He said as much Thursday - the day terrorist bombs ripped through London's transit system - after closing arguments in a civil suit filed by Citizens for Peace in Space against Colorado Springs.
The lawsuit centers on the anti-war group's belief that they were unfairly restricted from demonstrating outside a NATO conference in 2003 at the Broadmoor Resort.
Matsch said he will issue a written ruling.
The city has maintained that it gave the protesters adequate space to express their viewpoints outside a main access checkpoint where visiting defense ministers - including U.S. Defense Secretary Donald Rumsfeld - were required to drive through. The city also said the protesters got plenty of media attention during the conference.
Thomas Marrese, the lawyer representing the city, provided witnesses to explain how delicate security considerations could be. For example, a law enforcement official testified that something as minor as a traffic accident could develop into an international crisis because in some of the participating countries, accidents are staged to divert attention while serious attacks are carried out.
"The realities of today's climate have to be considered," Matsch said.
The judge said he thought the founding fathers "could never have imagined" having to go through a screening process and metal detectors just to get into a courthouse now, but said, "That's the world in which we live."
He also said the First Amendment was "the most compelling and the most fragile" of the rights guaranteed in the U.S. Constitution.
Marrese said in his closing arguments that a recent 9th U.S. Circuit Court of Appeals ruling that supported Seattle's decision to make portions of its downtown off-limits to demonstrators during the volatile World Trade Organization meetings in 1999 validated Colorado Springs' decision to set up a restricted zone at the NATO conference.
That appeals court decision maintained Seattle was trying to prevent civil unrest.
But the six plaintiffs in the lawsuit, ranging in age from mid-30s to early 70s, had no track record of violent behavior and no history of arrests for violent behavior in more than 20 years of peace activism.
Mari Newman, one of the group's lawyers, said the group could have easily been allowed into the secure zone because all previously had agreed to background checks and identity checks and would have walked on foot to the disputed area - a stretch of sidewalk outside the International Center where NATO officials and the media were encamped for the two-day conference.
She said the city's arguments about car bomb threats and possible blast radiuses were irrelevant to the case and that the World Trade Organization argument had little bearing on this issue.
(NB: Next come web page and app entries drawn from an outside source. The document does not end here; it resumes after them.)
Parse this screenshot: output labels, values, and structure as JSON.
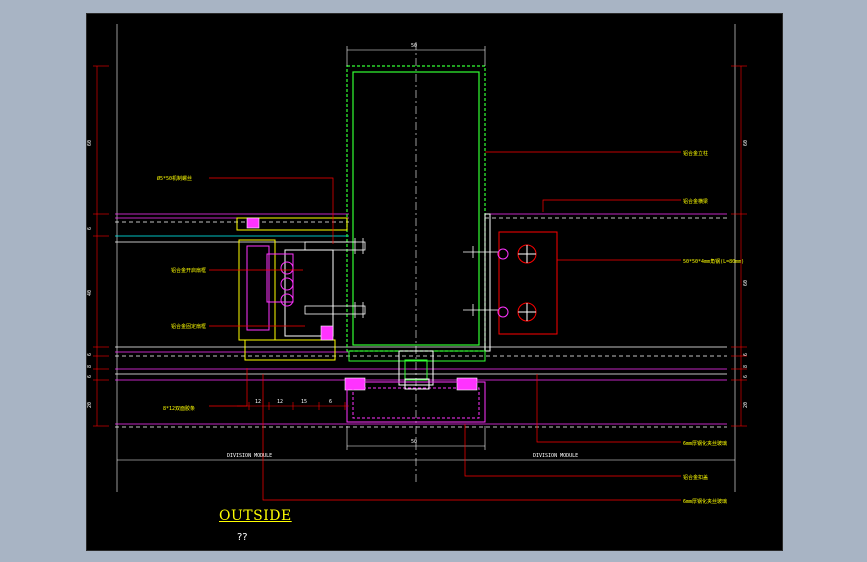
{
  "drawing": {
    "title": "OUTSIDE",
    "subtitle": "??",
    "dimensions": {
      "top_width": "50",
      "bottom_width": "50",
      "left_upper": "60",
      "left_mid_small": "6",
      "left_mid": "40",
      "left_bottom_a": "6",
      "left_bottom_b": "8",
      "left_bottom_c": "6",
      "left_bottom_d": "20",
      "right_upper": "60",
      "right_mid": "60",
      "right_bottom_a": "6",
      "right_bottom_b": "8",
      "right_bottom_c": "6",
      "right_bottom_d": "20",
      "bottom_seg_1": "12",
      "bottom_seg_2": "12",
      "bottom_seg_3": "15",
      "bottom_seg_4": "6"
    },
    "labels": {
      "steel_angle": "Ø5*50机制螺丝",
      "open_leaf_frame": "铝合金开启扇框",
      "fixed_frame": "铝合金固定扇框",
      "gasket": "8*12双面胶条",
      "mullion": "铝合金立柱",
      "transom": "铝合金横梁",
      "steel_bracket": "50*50*4mm角钢(L=80mm)",
      "glass_left": "6mm厚钢化夹丝玻璃",
      "cover_cap": "铝合金扣盖",
      "glass_right": "6mm厚钢化夹丝玻璃",
      "division_left": "DIVISION MODULE",
      "division_right": "DIVISION MODULE"
    },
    "colors": {
      "viewport_bg": "#000000",
      "frame": "#a8b4c4",
      "leader": "#ff0000",
      "profile_green": "#33ff33",
      "profile_magenta": "#ff33ff",
      "text": "#ffff00",
      "dim_line": "#ffffff"
    }
  }
}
"These are not dangerous people," she said.
Newman also took umbrage at the city's claim that NATO's wishes for not allowing demonstrators near the International Center trumped the rights to free speech.
"The federal Constitution doesn't give way to the will of other countries," she said.
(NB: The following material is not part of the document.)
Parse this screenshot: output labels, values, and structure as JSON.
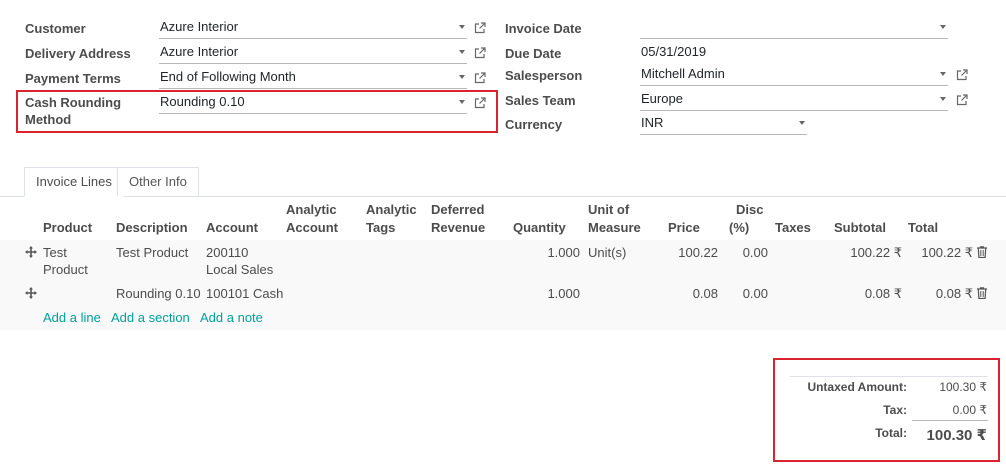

She also blasted the city's key witness, who testified he had a handshake agreement with many of the conference's participants not to allow protesters near the International Center.
"The Constitution can't be eviscerated with a handshake," Newman said.